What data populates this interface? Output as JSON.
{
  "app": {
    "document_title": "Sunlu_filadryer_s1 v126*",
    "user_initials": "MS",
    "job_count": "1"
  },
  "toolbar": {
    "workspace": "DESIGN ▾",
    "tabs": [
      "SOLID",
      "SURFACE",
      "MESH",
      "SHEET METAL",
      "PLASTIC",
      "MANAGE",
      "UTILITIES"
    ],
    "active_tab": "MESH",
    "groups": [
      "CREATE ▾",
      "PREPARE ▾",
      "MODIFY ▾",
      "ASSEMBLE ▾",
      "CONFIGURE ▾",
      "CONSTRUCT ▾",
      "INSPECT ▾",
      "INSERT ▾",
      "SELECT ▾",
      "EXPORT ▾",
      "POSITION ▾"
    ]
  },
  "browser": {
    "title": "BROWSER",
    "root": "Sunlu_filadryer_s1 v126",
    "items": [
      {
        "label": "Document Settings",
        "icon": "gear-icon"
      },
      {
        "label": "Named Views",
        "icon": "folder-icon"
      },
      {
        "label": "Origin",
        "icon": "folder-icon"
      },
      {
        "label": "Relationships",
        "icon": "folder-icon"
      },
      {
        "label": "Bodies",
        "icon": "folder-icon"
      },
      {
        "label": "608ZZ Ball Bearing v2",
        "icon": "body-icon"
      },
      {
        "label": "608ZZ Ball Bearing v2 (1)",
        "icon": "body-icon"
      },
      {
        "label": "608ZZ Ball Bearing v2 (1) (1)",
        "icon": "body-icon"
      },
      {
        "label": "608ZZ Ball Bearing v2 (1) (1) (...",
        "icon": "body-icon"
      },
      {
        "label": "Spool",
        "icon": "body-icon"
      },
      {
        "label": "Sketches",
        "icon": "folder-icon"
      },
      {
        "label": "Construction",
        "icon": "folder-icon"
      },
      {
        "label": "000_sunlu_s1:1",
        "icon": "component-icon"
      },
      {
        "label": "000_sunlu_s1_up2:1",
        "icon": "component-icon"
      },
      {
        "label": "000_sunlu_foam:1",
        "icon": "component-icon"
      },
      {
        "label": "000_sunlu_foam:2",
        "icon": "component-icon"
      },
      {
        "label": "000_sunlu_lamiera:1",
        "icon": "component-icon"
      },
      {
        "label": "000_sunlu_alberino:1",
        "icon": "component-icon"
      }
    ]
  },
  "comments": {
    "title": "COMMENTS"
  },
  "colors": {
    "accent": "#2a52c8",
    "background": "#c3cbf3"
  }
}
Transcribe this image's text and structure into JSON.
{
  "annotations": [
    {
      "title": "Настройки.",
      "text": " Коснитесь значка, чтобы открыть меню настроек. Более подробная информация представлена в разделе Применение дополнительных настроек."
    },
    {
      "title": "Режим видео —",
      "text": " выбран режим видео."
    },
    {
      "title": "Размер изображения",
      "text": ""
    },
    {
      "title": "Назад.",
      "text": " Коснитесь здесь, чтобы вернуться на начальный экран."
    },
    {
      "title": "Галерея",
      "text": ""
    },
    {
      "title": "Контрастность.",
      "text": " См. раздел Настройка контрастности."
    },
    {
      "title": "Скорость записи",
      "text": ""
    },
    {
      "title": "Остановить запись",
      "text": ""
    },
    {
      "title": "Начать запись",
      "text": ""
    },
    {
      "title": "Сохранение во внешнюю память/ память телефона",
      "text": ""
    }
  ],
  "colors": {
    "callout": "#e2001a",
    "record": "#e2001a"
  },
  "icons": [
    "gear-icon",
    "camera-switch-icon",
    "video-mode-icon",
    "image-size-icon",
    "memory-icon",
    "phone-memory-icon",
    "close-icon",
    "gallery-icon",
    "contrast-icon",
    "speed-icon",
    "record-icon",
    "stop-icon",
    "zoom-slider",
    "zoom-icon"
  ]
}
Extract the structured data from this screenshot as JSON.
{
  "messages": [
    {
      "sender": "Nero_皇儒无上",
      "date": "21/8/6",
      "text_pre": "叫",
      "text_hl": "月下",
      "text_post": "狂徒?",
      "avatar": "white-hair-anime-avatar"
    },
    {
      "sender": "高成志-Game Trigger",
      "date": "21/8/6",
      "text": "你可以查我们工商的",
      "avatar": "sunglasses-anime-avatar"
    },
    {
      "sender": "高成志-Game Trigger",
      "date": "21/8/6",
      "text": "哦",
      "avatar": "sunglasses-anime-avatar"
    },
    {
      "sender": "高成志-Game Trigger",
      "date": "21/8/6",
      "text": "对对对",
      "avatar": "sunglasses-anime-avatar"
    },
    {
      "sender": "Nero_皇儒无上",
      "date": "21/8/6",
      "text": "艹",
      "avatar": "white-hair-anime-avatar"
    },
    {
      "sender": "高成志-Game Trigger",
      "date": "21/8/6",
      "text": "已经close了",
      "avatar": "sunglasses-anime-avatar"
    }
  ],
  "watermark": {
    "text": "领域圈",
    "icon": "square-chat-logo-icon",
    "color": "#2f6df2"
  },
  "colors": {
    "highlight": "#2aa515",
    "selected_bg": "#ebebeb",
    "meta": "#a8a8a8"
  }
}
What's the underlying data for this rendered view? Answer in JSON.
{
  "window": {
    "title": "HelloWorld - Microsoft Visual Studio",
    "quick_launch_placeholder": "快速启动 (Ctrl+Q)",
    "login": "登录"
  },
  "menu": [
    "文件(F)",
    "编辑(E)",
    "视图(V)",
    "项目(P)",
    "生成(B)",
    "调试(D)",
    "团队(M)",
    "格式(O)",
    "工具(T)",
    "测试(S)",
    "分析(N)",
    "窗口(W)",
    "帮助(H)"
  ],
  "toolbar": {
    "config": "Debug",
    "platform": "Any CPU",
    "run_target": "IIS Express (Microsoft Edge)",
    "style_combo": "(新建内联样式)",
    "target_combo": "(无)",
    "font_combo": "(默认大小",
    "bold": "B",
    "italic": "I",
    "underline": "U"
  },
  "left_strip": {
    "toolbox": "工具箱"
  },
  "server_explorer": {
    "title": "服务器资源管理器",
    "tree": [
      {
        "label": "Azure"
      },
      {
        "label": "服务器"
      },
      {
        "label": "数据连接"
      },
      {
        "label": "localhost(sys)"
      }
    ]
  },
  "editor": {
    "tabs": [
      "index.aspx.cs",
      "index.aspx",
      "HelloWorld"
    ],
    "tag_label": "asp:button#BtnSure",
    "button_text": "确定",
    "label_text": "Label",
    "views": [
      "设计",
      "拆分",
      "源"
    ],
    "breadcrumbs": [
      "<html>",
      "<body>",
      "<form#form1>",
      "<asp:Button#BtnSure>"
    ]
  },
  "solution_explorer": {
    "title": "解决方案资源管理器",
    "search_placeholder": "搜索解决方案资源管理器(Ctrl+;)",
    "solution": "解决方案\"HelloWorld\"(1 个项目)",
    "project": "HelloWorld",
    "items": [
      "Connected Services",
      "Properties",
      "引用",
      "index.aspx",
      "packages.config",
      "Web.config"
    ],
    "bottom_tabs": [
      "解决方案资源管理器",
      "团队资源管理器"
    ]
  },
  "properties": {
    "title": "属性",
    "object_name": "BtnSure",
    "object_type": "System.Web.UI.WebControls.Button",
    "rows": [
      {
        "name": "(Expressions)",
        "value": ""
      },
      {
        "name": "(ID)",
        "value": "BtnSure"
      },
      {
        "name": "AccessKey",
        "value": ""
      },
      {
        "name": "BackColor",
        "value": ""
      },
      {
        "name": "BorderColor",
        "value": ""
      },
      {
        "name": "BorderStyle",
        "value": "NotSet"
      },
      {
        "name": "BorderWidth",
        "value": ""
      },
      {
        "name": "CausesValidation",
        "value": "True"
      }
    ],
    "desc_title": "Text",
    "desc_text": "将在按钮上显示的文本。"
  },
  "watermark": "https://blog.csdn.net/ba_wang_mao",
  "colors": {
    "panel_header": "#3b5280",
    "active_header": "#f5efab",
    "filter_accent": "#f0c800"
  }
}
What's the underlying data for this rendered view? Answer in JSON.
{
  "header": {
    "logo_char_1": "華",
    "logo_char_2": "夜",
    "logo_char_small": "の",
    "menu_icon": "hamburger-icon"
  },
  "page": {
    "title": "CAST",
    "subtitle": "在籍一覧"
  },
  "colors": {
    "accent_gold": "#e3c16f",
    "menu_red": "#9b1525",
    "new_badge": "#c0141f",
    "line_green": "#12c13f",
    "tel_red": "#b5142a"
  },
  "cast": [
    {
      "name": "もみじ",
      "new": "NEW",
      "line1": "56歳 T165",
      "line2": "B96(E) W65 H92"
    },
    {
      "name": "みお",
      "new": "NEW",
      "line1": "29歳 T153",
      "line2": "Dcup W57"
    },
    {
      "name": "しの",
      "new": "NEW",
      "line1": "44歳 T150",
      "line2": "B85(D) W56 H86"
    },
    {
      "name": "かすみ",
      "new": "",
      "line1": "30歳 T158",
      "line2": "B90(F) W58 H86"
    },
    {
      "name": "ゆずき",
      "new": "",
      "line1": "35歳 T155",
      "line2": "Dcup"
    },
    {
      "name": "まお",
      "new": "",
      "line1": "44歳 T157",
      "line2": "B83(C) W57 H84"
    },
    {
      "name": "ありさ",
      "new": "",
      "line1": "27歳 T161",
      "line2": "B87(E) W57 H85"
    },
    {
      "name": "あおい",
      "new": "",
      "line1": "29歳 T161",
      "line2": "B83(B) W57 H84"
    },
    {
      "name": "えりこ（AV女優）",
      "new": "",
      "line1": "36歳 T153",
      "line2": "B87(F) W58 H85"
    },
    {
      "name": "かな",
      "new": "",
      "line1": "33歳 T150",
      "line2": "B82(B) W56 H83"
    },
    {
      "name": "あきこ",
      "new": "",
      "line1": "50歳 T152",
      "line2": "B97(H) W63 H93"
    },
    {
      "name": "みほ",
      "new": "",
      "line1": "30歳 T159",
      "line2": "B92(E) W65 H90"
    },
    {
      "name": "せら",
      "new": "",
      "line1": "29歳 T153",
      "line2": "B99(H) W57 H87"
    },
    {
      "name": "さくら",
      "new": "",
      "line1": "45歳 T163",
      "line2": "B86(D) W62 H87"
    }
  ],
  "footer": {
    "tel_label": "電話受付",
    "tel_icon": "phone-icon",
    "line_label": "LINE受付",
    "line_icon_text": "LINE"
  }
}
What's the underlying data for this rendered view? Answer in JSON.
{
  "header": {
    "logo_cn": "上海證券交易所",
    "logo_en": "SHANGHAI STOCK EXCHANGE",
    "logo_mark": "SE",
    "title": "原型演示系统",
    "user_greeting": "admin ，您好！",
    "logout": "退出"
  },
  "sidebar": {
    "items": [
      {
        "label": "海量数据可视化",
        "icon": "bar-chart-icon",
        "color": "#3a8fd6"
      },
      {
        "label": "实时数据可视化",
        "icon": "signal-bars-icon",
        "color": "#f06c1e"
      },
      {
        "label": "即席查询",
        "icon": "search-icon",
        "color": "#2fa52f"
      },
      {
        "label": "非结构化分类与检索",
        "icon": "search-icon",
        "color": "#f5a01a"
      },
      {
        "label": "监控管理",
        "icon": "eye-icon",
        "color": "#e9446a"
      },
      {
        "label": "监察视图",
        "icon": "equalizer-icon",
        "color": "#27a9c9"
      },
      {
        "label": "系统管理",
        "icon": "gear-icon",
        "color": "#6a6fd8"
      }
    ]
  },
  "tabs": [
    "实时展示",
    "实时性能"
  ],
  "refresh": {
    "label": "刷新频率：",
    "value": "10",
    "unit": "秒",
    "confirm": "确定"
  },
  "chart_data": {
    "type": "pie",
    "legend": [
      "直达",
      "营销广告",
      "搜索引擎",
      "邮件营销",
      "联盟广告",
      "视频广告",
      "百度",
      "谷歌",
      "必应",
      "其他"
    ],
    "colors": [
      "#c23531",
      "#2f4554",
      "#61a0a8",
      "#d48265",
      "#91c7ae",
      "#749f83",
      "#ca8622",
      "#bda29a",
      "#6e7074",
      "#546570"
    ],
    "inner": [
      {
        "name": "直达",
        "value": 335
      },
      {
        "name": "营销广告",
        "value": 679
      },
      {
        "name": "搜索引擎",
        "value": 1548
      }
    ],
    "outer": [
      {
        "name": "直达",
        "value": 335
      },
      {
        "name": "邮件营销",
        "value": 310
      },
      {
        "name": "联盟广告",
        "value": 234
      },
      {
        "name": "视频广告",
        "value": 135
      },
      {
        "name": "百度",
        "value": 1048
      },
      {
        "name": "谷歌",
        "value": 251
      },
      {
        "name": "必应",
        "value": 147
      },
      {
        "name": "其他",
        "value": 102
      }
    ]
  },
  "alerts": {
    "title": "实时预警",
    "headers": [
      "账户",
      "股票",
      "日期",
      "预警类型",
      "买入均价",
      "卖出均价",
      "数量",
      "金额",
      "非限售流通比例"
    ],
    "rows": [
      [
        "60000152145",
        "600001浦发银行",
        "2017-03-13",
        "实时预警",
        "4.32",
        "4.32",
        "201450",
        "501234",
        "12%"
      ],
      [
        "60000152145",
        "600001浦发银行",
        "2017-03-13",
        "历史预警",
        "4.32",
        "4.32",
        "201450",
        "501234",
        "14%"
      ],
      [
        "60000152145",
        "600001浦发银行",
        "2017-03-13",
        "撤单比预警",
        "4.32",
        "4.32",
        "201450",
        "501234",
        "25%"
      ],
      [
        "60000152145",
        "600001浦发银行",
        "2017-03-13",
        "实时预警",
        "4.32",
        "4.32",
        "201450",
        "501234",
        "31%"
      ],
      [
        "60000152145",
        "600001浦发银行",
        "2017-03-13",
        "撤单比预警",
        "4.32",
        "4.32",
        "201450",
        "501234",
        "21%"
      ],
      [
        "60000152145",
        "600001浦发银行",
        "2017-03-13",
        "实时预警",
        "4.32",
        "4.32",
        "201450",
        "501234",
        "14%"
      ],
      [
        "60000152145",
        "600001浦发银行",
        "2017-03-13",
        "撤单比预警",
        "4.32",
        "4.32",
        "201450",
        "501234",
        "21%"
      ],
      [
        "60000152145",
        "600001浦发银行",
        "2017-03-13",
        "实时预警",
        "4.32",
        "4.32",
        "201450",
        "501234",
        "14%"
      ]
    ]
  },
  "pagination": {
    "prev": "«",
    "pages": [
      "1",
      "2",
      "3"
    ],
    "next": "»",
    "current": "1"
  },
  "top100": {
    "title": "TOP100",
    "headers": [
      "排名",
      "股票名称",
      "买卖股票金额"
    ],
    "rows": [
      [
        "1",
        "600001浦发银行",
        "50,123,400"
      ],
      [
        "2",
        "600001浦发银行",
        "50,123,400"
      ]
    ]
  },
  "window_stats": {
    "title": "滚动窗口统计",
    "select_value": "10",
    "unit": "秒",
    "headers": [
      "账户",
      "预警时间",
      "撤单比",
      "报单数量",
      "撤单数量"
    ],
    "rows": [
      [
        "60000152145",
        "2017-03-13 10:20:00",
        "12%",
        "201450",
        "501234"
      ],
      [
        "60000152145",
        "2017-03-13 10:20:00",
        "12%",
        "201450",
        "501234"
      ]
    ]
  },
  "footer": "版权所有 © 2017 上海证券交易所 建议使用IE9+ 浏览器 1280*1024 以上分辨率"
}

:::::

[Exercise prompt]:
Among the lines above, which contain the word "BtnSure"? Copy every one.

[Exercise output]:
    "tag_label": "asp:button#BtnSure",
      "<asp:Button#BtnSure>"
    "object_name": "BtnSure",
        "value": "BtnSure"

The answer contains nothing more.